In addition, for the next 15 years, he will receive annual payments ofmore than $40,000, which is 34 percent of his yearly compensation.

Raab also said he owns about 600,000 Genentech shares, which at theclosing price Monday of $49 per share would be worth about $29.4million.

As for his future, Raab told BioWorld Today, he intends to remaininvolved in the biotechnology industry.

"What that means, I don't know," he said. "I've been talking withpeople about some small companies or consulting." He said thatrunning another company was a possibility.

Carl Feldbaum, president of the Biotechnology Industry Organization,said he was "greatly saddened" by Raab's departure from Genentech.Raab was the industry organization's first chairman, from 1993 to1995.

"He just completed a highly successful tenure as BIO's chairman,"Feldbaum said. "He made tremendous contributions to the industry."

Phase III Trials Of Pulmozyme Discontinued
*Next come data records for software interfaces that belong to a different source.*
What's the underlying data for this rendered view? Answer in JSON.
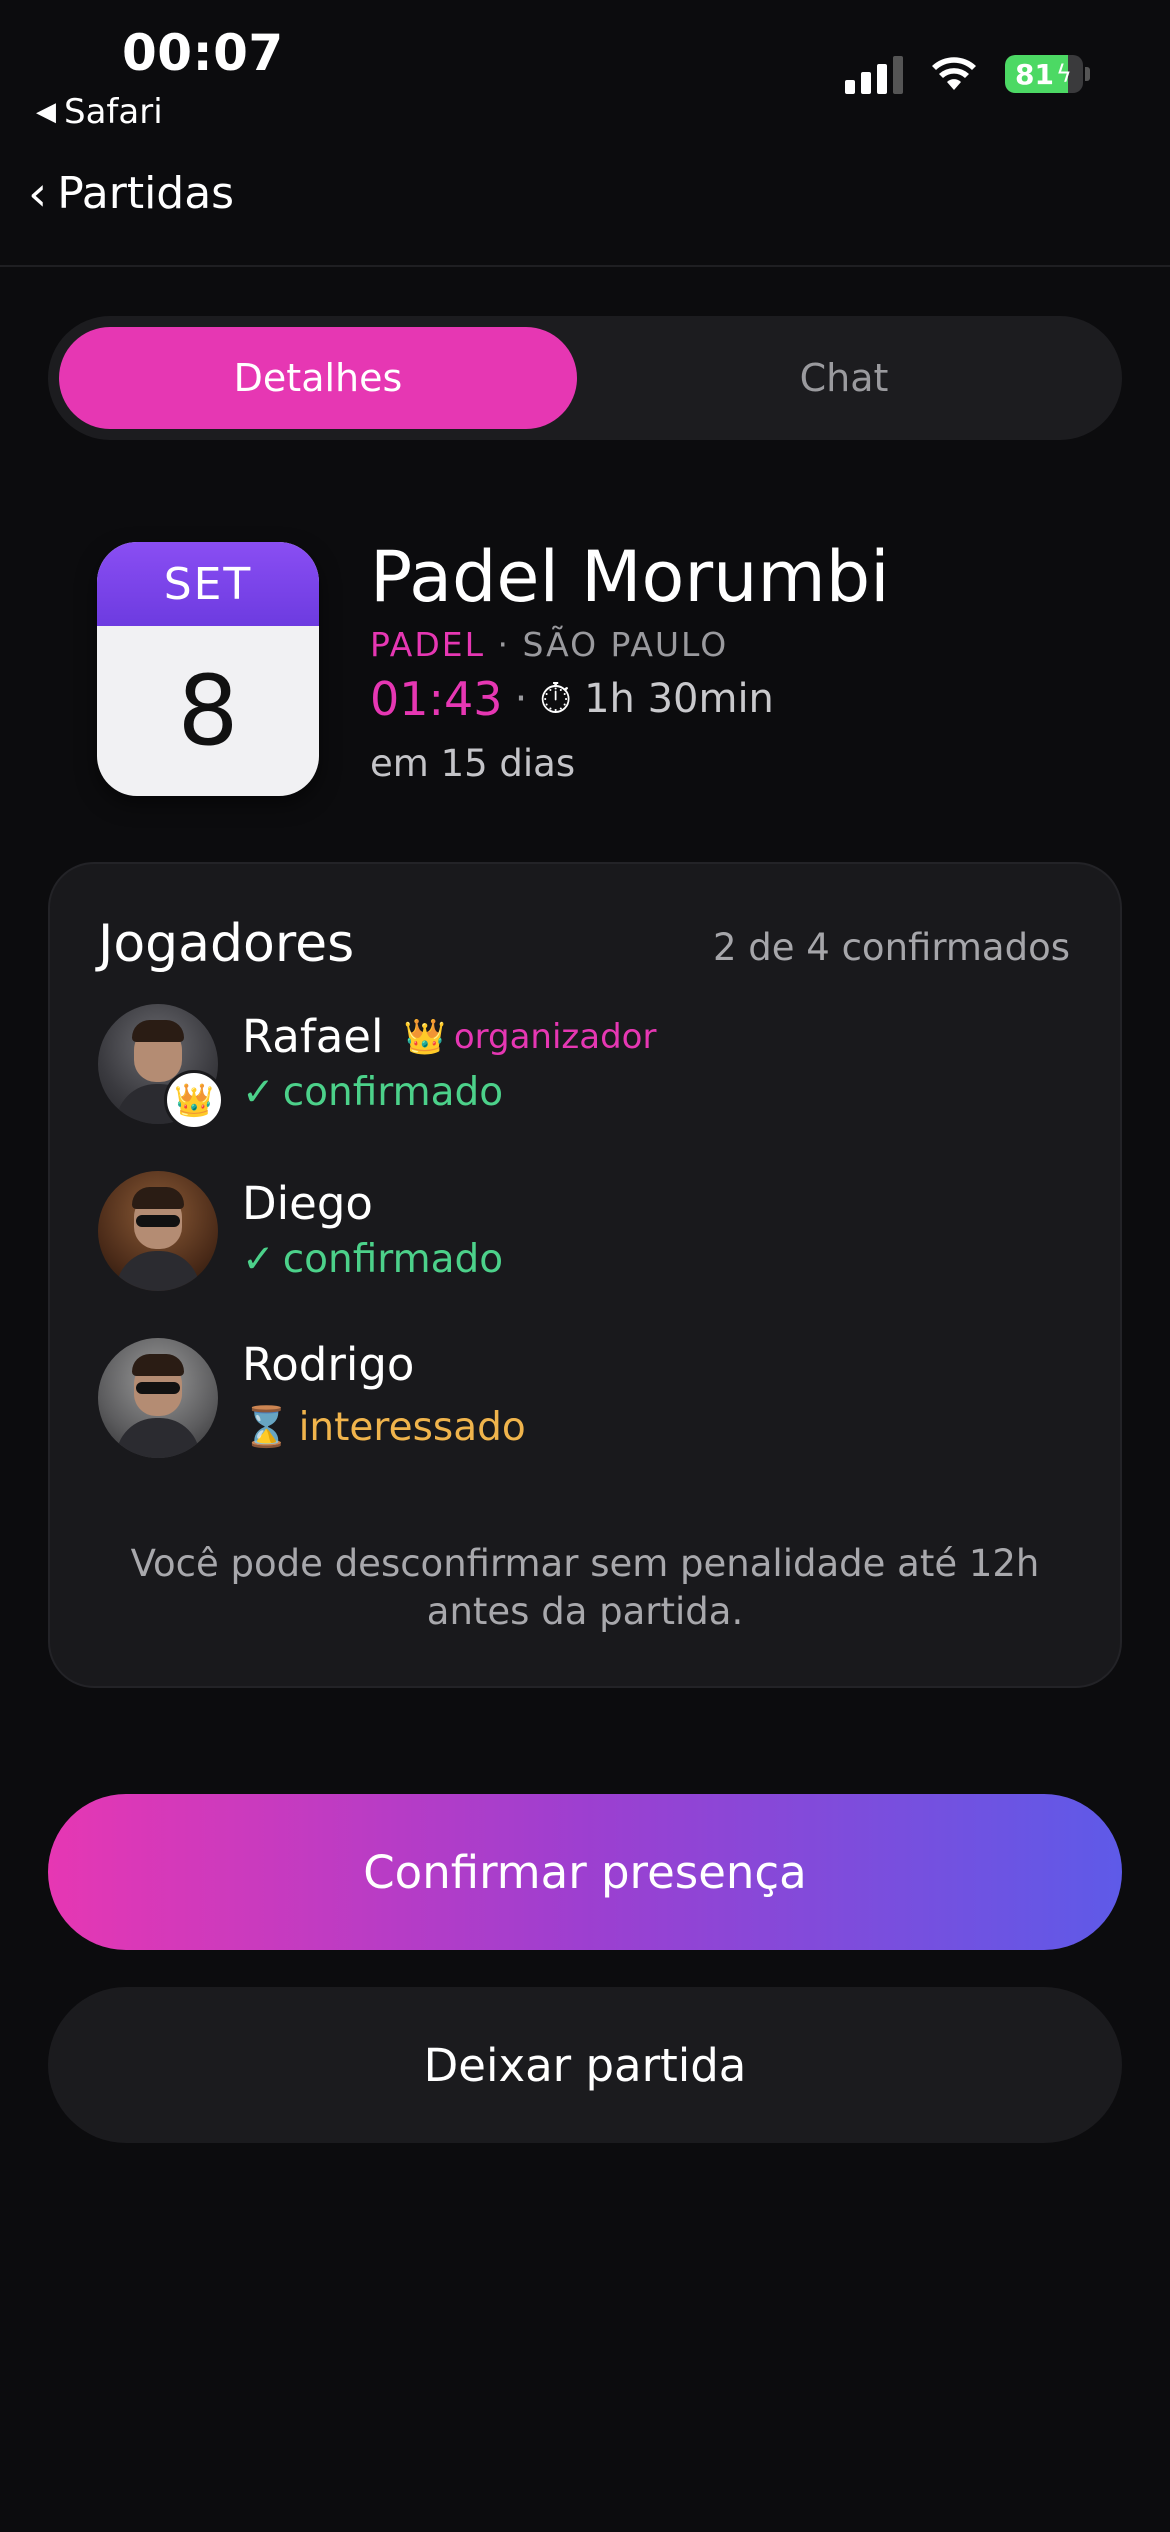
{
  "status_bar": {
    "time": "00:07",
    "back_app": "Safari",
    "battery": "81",
    "battery_level": 0.81
  },
  "nav": {
    "back_label": "Partidas"
  },
  "tabs": [
    {
      "label": "Detalhes",
      "active": true
    },
    {
      "label": "Chat",
      "active": false
    }
  ],
  "match": {
    "calendar_month": "SET",
    "calendar_day": "8",
    "title": "Padel Morumbi",
    "sport": "PADEL",
    "separator": "·",
    "city": "SÃO PAULO",
    "time": "01:43",
    "duration": "1h 30min",
    "when": "em 15 dias"
  },
  "players_card": {
    "title": "Jogadores",
    "count": "2 de 4 confirmados",
    "players": [
      {
        "name": "Rafael",
        "role": "organizador",
        "status_mark": "✓",
        "status": "confirmado"
      },
      {
        "name": "Diego",
        "status_mark": "✓",
        "status": "confirmado"
      },
      {
        "name": "Rodrigo",
        "status_mark": "⌛",
        "status": "interessado"
      }
    ],
    "note": "Você pode desconfirmar sem penalidade até 12h antes da partida."
  },
  "actions": {
    "confirm": "Confirmar presença",
    "leave": "Deixar partida"
  },
  "colors": {
    "accent": "#e637b3",
    "confirmed": "#4cd18a",
    "interested": "#f0b44c",
    "background": "#0c0c0e"
  }
}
Genentech experienced some other bad news Monday. The companywas forced to discontinue Phase III trials of Pulmozyme for chronicobstructive pulmonary disease (COPD) after an interim analysisshowed the drug was having no benefit. Pulmozyme already is on themarket as a treatment for cystic fibrosis.

Neither Raab's resignation nor the discontinued trials affectedGenentech's stock Monday. It closed unchanged at $49. The lack ofstock movement reflects Roche's buy out option, which was extendedMay 1 for four years. Roche purchased 60 percent of Genentech in1990 and now owns nearly 70 percent.

Under the May 1 deal, which Raab negotiated, the per shareacquisition price escalates periodically from $61.25 July 1 to $82 onApril 1, 1999. If Roche has not purchased the shares by June 30, 1999,Genentech shareholders can sell to Roche for $60 per share.

The agreement was the subject of class action shareholder lawsuitsagainst Genentech and Roche. The Genentech shareholders claimed thedeal was not fair.

Genentech, in announcing Raab's resignation, said the lawsuits weresettled, pending approval of the Delaware Chancery Court. Under thesettlement, each price at which Roche can buy out Genentech'soutstanding stock was boosted 50 cents per share. However, the $60per share price that Genentech shareholders can get after June 30,1999, remains the same.

A `Clear Conflict Of Interest'

Raab's request for the loan guarantee from Roche was uncovered as aresult of the shareholders' class action lawsuits.

Barbara Hoffman, an independent biotechnology analyst with Hoffman& Co. in Denver, said Raab's attempt to get a personal loan guaranteefrom Roche "while negotiating a deal [with the pharmaceuticalcompany] on behalf of Genentech's shareholders was a clear conflict ofinterest."

As for the failed Phase III Pulmozyme trial, Hoffman said any otherbiotechnology company experiencing a similar setback would face asignificant stock correction on Wall Street. Among the implications forGenentech, she said, is that Pulmozyme sales will be restricted tocystic fibrosis patients, who represent a much smaller market thanthose suffering from COPD.

In selecting Levinson to succeed Raab, Hoffman said Genentech willbe accelerating product development. Under Raab, Genentechconcentrated on taking one or two products per year from thelaboratory to clinical development.

With Levinson, Hoffman said the company expects to move three tofive new products into the clinic in the next 18 months.

Matthew Geller, an analyst with Oppenheimer & Co. in New York,agreed that Levinson will be more aggressive in product development.

"Genentech picked someone who's a scientist," Geller said. "For thenext couple of years wheeling and dealing is not going to be the focus.The concentration will be on research and development."n

-- Charles Craig

(c) 1997 American Health Consultants. All rights reserved.